I Could Have Been A World Of Warcraft Widow

marriage world of warcraft

How World of Warcraft helps one couple stay connected.

Editors note: World of Warcraft is an online role-playing game. WoW's 11.5 million monthly subscribers engage in battles, complete quests and interact with other users in a computer-generated world.

I could have been a World of Warcraft widow. Instead, I became a Dranei Hunter.

If I were single, I'd never play any kind of online game. Let's face it, I'm a 48-year-old woman who likes sewing and shopping and playing with my pets. But since both my husband and my son have multiple characters on the online role-playing game World of Warcraft, I put on my boots and bracers and entered their realm.

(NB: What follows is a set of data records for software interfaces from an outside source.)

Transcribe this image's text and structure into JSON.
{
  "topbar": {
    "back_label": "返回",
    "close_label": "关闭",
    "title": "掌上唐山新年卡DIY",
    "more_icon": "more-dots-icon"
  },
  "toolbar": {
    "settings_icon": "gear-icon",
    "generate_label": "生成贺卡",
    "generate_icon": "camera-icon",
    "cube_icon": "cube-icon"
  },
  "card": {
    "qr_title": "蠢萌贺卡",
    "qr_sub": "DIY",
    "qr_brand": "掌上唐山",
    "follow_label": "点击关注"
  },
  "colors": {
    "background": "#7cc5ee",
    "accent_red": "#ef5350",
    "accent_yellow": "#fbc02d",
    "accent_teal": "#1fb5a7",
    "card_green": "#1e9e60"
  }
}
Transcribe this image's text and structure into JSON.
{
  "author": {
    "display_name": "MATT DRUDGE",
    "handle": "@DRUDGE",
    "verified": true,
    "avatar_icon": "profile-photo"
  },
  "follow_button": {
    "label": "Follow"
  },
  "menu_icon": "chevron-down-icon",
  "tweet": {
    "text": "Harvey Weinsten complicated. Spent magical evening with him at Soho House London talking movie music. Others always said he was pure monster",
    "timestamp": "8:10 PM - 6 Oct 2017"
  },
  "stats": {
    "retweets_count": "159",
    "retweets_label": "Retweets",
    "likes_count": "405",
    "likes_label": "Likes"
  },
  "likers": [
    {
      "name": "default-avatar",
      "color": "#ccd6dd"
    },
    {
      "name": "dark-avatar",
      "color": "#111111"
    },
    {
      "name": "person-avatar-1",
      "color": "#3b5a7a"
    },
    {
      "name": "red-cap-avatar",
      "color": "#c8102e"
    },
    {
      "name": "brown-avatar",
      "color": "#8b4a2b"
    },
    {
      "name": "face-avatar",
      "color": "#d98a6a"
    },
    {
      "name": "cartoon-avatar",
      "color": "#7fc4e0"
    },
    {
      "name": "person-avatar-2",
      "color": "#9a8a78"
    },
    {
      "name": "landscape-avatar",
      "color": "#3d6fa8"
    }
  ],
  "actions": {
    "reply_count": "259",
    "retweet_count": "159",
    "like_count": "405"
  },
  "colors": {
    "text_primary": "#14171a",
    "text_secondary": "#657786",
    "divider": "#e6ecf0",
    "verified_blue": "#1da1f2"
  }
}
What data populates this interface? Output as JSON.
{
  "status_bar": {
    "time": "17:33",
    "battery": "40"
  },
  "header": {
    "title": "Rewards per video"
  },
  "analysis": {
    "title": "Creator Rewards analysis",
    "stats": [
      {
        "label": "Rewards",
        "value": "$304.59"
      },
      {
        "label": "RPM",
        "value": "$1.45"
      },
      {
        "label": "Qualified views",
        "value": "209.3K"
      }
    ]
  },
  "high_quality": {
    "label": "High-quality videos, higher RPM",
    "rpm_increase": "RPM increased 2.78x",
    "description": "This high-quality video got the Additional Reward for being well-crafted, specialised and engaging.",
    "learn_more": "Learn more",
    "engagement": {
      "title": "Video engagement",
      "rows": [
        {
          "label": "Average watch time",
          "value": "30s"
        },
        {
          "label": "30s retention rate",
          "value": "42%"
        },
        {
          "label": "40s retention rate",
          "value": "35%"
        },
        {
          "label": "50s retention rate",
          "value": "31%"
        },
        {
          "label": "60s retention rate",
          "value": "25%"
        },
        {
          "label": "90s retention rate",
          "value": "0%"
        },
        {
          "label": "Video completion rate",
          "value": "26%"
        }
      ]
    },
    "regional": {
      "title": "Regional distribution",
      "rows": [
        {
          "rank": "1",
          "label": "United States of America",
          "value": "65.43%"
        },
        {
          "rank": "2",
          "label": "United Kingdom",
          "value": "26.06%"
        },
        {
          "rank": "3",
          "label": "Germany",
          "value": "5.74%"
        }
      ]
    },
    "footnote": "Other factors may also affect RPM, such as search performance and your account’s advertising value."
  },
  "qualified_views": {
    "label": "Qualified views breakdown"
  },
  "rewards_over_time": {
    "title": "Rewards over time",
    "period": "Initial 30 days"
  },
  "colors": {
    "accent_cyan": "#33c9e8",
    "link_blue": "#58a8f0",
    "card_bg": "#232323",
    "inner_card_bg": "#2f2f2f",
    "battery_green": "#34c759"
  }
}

I'd been content with my laptop, but when my husband "surprised" me with a new desktop computer that had the latest, greatest, video and sound cards and a screen that stretched across my desk, he didn't have to say why. He wanted a second honeymoon, and he'd made reservations at the Lion's Pride Inn (a WoW hotel). If he'd loved fishing, I'd be wearing waders and squishing worms on hooks. If he'd loved bowling, I'd buy my own shoes and a yellow, swirly-patterned ball. But I married a true knight who cannot let a quest go uncompleted, so I wander misguidedly around the Exodar as a labor of love. Wither he goeth, I go.

Frankly, I don't know why his character leaps and dances when he meets up with me. I'm a terrible player. I have trouble reading the map. I can never remember if I'm supposed to right-click or left-click so I'm constantly dropping weapons in the middle of a battle. I'm squeamish about killing things. But my on-screen persona is drop-dead sexy and there's something erotic about gasping, "I'm putting on Aspect of the Beast, honey!"

Most of the time I just trot after his character, admiring its tail ring and cleaning up his victims by skinning… skinning... skinning. Once, we thought it would be easier if we used the "follow" command and invisibly linked my character to his so I wouldn't get lost. Hysterically, he'd go dashing around a building and I wouldn't clear the corner. SPLAT! I'd be frozen against the side of a building unable to move as our invisible umbilical cord stretched tighter and tighter. Oh, my man, I love him so.

This article was originally published at . Reprinted with permission from the author.